Maintaining hope is not always easy and at times of crises, survivors may need additional support and encouragement from their family, health care team, and other cancer survivors. This is not the time for false reassurances; instead, it requires a realistic reevaluation of the situation and a refocusing of hope. It is clear that hope functions as a protective mechanism, while hopelessness threatens a person’s physical, psychosocial, and spiritual health and quality of life.
Social Work and Survivorship
As a profession, we have the capacity to prevent hopelessness, to help refocus and restore hope, and to change situations and society for the better. Social work is the profession of hope, and we are an important voice in the discussion about cancer care, particularly as it relates to those who are most vulnerable to the disease and its consequences. Social workers often see patients diagnosed at later stages than necessary because they did not have access to care. We witness the devastating impact of health disparities on communities of color. Social workers counsel survivors who may have no personal support system. We are the safety set in cancer care, just as we are for many of our nation’s most pressing challenges.
Social workers remain hopeful and work with individuals and families during their most trying moments, including after a cancer diagnosis.
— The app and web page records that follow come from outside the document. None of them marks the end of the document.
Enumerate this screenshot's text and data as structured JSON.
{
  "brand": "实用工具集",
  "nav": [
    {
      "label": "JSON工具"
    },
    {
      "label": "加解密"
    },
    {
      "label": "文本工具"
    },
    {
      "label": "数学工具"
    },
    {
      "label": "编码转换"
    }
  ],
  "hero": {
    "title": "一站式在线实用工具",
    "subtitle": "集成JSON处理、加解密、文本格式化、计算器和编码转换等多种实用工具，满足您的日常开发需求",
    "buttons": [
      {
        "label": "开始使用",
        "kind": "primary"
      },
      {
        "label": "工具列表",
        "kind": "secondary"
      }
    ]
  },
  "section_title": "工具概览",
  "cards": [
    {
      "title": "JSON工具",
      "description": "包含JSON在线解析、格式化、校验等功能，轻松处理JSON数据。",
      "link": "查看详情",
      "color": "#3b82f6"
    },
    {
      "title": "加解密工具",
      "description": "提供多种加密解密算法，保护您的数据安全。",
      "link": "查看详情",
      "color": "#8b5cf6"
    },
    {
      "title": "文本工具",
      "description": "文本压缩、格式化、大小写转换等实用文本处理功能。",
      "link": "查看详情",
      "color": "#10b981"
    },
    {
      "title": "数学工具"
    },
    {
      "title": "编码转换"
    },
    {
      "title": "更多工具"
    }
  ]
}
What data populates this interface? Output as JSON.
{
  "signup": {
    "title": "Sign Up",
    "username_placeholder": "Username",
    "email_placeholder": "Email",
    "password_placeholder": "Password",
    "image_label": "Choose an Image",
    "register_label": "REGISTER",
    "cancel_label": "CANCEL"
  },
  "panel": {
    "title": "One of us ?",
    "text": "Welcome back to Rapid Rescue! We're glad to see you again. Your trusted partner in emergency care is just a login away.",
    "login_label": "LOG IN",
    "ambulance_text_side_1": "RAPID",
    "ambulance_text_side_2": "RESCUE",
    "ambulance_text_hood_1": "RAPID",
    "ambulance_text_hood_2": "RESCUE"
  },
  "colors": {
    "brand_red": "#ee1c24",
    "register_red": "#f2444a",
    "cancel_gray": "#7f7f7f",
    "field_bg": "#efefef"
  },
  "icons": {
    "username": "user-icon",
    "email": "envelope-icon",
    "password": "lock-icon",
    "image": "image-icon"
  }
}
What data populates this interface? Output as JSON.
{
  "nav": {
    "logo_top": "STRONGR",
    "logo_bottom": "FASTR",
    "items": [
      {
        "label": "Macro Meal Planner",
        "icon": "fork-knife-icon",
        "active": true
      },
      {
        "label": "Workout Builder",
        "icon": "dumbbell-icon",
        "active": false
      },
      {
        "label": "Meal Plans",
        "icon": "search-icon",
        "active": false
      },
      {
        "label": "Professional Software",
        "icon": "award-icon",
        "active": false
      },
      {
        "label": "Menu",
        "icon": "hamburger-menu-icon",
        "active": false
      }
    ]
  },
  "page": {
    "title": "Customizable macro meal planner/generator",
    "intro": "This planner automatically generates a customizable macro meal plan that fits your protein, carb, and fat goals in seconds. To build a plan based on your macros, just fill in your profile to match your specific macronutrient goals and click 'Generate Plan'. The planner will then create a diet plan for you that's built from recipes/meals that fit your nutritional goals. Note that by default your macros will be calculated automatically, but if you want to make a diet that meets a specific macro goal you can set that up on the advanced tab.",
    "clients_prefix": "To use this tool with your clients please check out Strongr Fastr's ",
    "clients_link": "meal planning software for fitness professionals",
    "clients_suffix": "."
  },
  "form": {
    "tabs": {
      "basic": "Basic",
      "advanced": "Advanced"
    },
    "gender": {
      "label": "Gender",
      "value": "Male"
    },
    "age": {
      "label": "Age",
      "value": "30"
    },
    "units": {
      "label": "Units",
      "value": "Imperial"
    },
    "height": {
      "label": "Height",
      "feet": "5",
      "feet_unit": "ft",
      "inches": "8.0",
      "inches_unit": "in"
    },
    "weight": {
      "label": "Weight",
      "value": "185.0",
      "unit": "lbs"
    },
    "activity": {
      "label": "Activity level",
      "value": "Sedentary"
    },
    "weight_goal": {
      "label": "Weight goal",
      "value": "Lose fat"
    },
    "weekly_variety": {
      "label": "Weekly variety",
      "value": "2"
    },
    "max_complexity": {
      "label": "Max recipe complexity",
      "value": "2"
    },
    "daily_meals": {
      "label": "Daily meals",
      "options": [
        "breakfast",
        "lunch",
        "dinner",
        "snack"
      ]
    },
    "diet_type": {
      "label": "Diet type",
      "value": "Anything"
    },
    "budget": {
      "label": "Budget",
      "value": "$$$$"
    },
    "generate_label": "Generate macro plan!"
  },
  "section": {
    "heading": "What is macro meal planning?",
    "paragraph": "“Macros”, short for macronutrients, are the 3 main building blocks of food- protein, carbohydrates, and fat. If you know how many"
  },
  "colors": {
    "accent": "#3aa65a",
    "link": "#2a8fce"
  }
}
This singular capacity, to remain hopeful about the future, allows social workers to work with others to make deep, meaningful changes in their lives. In the coming years, the number of individuals diagnosed with cancer will continue to grow, and the needs will be greater than ever before. The profession of social work has a unique and indispensible role to play as more people become long-term survivors and adapt to their lives as cancer survivors.
Elizabeth J. Clark, PhD, ACSW, MPH, is executive director of the National Association of Social Workers. Located in Washington, DC, the NASW is the largest membership organization of professional social workers in the world with nearly 150,000 members. In addition to promoting, developing, and protecting the practice of social work and social workers, NASW has a strong social justice and advocacy mission. Elizabeth is a member of the Academy of Certified Social Workers and of the National Academies of Practice in Social Work. She sits on the Board of Directors of the National Hospice and Palliative Care Organization, as well as the Institute for the Advancement of Social Work Research and the Action Network for Social Work Education and Research. She is on the Leadership Council for the Council on Social Work Education. She is the co-principal investigator of the National Study of Licensed Social Workers Project.
- American Cancer Society: www.cancer.org
- American Psychosocial Oncology Society: www.apos-society.org
- Association of Oncology Social Work: www.aosw.org
- Coping Magazine: www.copingmag.com
- Help Starts Here: www.helpstartshere.org/health-wellness/understanding-cancer
- Leukemia and Lymphoma Society: www.lls.org
National Coalition for Cancer Survivorship: www.canceradvocacy.org
- Cancer Survival Toolbox: http://www.canceradvocacy.org/toolbox/
- Oncology Nursing Society: www.ons.org
Clark, E. (2008). You have the right to be hopeful. Silver Spring, MD: National Coalition for Cancer Survivorship.
Hoffman, B. (Ed). 3rd Ed. (2004). A cancer survivor’s almanac: Charting your journey. Hoboken, NJ: John Wiley & Sons.
Institute of Medicine of the National Academies. (2008). Cancer care for the whole patient. Meeting psychosocial health needs. Washington, DC: National Academy of Sciences.
Institute of Medicine and National Research Council of the National Academies. (2006). From cancer patient to cancer survivor. Washington, DC: National Academy of Sciences.
National Coalition for Cancer Survivorship. (2011). Retrieved from www.canceradvocacy.org.